## Problem requirements
Your answer should consist of each line from the data below that contains "essentials".

## Task data
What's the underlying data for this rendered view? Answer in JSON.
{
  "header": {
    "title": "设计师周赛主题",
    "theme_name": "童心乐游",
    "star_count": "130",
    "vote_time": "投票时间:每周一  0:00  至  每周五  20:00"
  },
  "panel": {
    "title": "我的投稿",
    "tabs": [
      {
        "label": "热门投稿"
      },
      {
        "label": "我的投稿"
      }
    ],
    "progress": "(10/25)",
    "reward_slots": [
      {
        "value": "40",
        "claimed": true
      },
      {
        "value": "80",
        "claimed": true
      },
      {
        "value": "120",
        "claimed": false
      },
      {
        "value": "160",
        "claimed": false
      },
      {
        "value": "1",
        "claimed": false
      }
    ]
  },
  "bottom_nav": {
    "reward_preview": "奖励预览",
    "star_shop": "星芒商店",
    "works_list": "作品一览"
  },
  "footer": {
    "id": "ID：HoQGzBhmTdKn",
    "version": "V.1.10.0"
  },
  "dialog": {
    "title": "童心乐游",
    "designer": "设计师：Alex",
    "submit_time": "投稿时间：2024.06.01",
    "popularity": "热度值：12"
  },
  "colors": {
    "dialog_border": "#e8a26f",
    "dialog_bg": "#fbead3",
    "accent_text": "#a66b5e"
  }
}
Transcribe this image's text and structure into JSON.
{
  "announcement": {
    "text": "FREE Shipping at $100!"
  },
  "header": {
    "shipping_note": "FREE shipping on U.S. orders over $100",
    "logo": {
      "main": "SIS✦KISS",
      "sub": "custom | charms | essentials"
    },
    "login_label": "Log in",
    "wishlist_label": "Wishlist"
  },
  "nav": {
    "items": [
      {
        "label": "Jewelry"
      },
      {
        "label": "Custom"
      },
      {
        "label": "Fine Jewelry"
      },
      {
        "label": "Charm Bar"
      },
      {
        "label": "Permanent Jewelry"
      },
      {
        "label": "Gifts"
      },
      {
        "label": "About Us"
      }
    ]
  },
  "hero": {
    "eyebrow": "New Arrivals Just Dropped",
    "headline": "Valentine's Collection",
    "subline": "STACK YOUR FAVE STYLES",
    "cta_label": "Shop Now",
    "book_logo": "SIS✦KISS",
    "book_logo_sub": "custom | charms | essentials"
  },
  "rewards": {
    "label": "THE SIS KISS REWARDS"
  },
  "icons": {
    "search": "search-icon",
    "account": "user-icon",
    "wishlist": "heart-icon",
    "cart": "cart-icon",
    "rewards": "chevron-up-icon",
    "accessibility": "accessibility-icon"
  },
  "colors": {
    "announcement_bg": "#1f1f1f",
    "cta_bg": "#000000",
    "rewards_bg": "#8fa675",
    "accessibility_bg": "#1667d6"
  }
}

## Answer space
      "sub": "custom | charms | essentials"
    "book_logo_sub": "custom | charms | essentials"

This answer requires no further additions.